In addition, there are other behind-the-scenes costs to be aware of. Every time a tire is replaced, repaired, rotated or balanced, the tire technician has to deal with the TPMS system.
Reno service centers such as Automotion must purchase equipment used to scan and reactivate the TPMS system after every tire service. Because older tire change equipment can damage TPMS sensors, your Sparks service center may need to buy expensive, new tire changers.
Since there is no uniformity among auto manufacturers, service specialists need to be trained on several TPMS systems. These behind-the-scenes costs are very real to Reno service center managers like Mark Whittaker at Automotion.
That’s why the team at Automotion is anxious for Sparks auto owners to understand the financial impact of TPMS systems. In the past, we’ve been able to quickly and cheaply provide tire services, and then pass the low cost on to Sparks customers as an expression of our good will. But now even these simple jobs take much longer and require expensive equipment.
Sensors will need to be removed and reinstalled. Even a tire rotation will require that the monitor be reprogrammed to the new location of each tire. When a car battery is disconnected, the TPMS system will need to be reprogrammed.
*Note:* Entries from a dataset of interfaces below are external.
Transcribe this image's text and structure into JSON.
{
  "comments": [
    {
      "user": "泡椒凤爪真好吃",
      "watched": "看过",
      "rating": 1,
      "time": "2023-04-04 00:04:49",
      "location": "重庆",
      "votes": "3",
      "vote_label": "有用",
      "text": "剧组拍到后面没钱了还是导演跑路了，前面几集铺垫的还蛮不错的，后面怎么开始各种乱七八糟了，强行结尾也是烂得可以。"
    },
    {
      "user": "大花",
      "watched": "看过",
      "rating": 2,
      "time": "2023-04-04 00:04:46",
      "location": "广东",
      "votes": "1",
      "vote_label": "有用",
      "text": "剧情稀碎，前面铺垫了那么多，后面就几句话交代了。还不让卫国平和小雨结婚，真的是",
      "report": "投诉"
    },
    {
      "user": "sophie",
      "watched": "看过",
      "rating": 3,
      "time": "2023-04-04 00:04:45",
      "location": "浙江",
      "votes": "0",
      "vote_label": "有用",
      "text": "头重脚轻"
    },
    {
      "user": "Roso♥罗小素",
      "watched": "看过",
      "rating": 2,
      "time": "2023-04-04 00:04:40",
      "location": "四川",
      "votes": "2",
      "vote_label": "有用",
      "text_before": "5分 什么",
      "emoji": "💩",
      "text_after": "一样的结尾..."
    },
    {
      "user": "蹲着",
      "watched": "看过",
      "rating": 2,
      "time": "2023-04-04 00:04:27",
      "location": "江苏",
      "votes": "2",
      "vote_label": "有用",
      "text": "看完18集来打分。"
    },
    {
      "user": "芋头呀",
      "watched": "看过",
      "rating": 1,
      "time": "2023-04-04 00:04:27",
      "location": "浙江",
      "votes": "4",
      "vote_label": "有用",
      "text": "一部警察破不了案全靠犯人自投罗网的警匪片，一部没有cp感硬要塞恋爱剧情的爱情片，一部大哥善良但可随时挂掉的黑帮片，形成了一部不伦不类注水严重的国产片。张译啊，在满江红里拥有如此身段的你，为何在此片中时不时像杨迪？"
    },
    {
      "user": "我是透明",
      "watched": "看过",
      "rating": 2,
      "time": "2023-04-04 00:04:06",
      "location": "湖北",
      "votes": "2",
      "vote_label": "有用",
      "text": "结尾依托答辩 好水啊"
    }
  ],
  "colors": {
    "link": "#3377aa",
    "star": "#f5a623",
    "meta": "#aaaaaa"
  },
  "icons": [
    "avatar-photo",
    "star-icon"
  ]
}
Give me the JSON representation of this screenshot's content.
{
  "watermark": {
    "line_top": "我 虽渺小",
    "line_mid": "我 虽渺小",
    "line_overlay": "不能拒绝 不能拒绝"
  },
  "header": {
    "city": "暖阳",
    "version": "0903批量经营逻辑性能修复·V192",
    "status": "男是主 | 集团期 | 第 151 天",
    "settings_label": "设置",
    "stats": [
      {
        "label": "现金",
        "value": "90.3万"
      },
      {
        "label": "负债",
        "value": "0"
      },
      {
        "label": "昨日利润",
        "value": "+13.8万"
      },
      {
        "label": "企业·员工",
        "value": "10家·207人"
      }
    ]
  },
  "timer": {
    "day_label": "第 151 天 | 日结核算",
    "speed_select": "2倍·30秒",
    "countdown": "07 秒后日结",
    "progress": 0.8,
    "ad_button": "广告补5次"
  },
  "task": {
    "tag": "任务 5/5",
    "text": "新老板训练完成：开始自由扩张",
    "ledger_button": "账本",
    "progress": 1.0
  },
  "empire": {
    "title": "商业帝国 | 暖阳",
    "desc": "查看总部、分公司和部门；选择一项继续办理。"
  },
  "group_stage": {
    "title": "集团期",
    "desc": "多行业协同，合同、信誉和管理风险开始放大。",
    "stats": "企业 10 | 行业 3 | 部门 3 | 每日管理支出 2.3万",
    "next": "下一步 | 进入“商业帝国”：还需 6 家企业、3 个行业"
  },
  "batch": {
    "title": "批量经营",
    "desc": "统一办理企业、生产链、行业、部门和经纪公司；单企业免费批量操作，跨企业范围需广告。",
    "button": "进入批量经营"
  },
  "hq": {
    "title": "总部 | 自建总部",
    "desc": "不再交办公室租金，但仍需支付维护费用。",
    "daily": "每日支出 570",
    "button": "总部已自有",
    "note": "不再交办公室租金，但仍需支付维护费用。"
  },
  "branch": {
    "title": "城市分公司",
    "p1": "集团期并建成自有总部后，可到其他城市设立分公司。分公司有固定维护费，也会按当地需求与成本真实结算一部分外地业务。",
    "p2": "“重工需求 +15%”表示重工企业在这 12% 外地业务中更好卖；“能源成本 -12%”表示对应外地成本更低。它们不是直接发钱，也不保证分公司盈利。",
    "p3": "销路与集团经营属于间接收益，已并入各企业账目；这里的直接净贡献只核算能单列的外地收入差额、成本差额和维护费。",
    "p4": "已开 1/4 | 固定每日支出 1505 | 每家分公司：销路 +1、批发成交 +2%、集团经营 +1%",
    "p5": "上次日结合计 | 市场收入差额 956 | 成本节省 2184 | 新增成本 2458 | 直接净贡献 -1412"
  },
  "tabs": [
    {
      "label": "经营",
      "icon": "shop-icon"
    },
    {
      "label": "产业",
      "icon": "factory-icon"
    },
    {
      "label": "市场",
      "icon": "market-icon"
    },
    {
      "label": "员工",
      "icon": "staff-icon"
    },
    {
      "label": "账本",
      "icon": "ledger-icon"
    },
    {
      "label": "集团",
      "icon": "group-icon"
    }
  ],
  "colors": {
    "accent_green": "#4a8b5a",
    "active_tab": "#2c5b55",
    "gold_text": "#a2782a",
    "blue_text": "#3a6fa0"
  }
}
So when you start so see the cost of tire changes, flat repairs and rotations going up in Nevada, please keep in mind that it’s because of this new safety equipment. The team at Automotion just wants to keep you safely on the road – and we’re committed to doing it at a fair price.
It’s important to remember that the TPMS warning only comes on when a tire is severely under-inflated. You’ll still want to check your tire pressure regularly. At every fill-up is best, but you should check pressure at least once a month. Here’s wishing you safe travels.
Contact Automotion for more information about Tire Pressure Monitoring Systems.